After seeing a headline by David Suzuki “Trading Water for Fuel is Fracking Crazy,” I started thinking about all of the trade-offs we’re being asked to make. Yes, as Suzuki points out, we are being asked to trade the purity of fresh water in our aquifers that took hundreds and thousands of years to accumulate for the profits of gas and oil companies through the use of toxic chemicals for fracking.
And that’s only one of the trade-offs we’re being asked to make in order to benefit big business.
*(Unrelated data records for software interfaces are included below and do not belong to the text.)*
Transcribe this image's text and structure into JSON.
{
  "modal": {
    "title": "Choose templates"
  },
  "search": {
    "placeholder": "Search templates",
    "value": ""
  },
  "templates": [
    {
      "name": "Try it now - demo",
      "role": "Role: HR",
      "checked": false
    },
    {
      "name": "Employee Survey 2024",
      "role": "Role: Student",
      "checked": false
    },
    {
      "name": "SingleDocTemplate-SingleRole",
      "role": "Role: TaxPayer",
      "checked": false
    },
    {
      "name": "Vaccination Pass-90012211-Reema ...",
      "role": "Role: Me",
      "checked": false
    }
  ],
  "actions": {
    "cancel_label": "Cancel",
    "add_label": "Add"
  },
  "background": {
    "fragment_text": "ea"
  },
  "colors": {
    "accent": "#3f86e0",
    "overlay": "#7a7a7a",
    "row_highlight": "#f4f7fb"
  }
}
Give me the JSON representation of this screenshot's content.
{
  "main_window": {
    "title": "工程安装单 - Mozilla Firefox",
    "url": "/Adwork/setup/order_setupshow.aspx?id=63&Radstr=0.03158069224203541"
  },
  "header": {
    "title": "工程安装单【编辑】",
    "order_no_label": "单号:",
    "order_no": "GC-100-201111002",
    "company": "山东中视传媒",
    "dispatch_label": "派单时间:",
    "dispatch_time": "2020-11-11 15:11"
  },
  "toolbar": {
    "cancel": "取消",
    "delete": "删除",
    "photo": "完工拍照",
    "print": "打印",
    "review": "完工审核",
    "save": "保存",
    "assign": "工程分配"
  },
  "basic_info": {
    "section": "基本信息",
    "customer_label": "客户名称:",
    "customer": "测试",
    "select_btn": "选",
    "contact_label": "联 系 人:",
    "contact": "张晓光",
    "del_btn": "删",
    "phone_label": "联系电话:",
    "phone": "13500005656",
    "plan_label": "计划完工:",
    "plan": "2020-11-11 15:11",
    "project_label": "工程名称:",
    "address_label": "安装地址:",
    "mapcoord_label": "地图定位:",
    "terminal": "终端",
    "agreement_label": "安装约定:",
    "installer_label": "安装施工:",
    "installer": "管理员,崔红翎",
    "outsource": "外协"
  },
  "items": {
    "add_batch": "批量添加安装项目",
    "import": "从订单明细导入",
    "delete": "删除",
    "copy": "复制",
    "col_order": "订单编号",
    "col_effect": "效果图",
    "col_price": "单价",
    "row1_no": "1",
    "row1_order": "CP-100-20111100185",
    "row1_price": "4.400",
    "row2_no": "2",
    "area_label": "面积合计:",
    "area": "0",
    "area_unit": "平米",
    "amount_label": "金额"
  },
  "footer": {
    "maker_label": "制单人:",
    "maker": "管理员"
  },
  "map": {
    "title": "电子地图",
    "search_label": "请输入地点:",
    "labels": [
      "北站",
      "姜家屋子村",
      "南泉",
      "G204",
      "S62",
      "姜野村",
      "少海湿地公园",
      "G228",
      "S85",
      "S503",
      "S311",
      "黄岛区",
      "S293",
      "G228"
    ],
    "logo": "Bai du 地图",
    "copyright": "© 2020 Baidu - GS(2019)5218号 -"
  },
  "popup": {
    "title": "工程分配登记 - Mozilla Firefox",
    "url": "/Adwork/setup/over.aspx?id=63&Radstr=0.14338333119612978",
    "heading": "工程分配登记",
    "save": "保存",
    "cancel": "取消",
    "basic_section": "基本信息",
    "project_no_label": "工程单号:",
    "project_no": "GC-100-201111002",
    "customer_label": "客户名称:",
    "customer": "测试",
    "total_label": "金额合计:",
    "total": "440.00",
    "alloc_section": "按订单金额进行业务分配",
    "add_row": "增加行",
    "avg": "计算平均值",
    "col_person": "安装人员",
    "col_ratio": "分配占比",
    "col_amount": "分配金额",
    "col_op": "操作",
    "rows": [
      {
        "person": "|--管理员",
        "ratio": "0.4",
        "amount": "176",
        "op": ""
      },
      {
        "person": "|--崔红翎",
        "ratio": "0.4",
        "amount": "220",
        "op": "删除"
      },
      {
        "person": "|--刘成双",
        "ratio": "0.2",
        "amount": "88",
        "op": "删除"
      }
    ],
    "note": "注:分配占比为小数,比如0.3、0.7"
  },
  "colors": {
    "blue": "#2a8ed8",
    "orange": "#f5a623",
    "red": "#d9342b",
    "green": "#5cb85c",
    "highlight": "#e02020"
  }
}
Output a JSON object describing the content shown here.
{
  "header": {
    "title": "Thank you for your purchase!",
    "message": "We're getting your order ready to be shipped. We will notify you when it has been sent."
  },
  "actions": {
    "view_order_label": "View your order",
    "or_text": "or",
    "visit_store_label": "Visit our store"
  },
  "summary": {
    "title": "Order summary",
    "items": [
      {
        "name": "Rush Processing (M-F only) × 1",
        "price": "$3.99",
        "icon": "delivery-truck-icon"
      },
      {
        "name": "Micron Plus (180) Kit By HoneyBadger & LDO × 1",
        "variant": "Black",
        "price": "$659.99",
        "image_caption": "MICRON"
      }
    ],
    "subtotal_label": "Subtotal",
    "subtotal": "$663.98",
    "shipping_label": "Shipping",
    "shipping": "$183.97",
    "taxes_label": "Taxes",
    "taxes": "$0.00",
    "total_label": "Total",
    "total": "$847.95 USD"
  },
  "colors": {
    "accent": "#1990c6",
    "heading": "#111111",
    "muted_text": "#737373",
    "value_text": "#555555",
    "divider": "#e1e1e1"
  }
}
We’re being asked to trade the beauty of the Appalachians and the area’s pristine waters for the profits of the coal industry through the use of mountaintop removal mining. We’re asked to trade the natural taste and nutrition of fresh fruits and vegetables for the profits of Monsanto, Walmart and large agribusiness companies by allowing the increased use of herbicides, pesticides, fertilizers and GMO (Genetically Modified Organisms) seeds. We’re asked to trade the effectiveness of life-saving antibiotics by allowing large cattle feeders, hog growers and poultry growers to increase profits by adding antibiotics to animal feeds.
In order to increase profits for manufacturers, we’re asked to purchase products made overseas that could be made by workers in the US. So that large corporations can pay employees less than a liveable wage, we are asked to help their employees with food stamps, child care and other safety net programs. In order to increase the profits of corporations, we are asked to lower their income taxes and increase ours. In order to help billionaires avoid paying income taxes, we are asked to give them a large array of tax breaks, including greatly reduced capital gains taxes.
And, in what is probably the most questionable trade-off of all, we are asked to ignore the very real long-term consequences of climate change for the short-term profits of the fossil fuel industry.
All of these trade-offs and their consequences are avoidable. We simply need the will to change the way we allow corporations to operate. We should demand that they pay for all of the costs of their actions. And that the cost of government subsidies, including the costs to our environment and our health, be included in corporate expenses.
In other words, if corporations truly are people as the US Supreme Court has ruled, we should hold them accountable for their actions.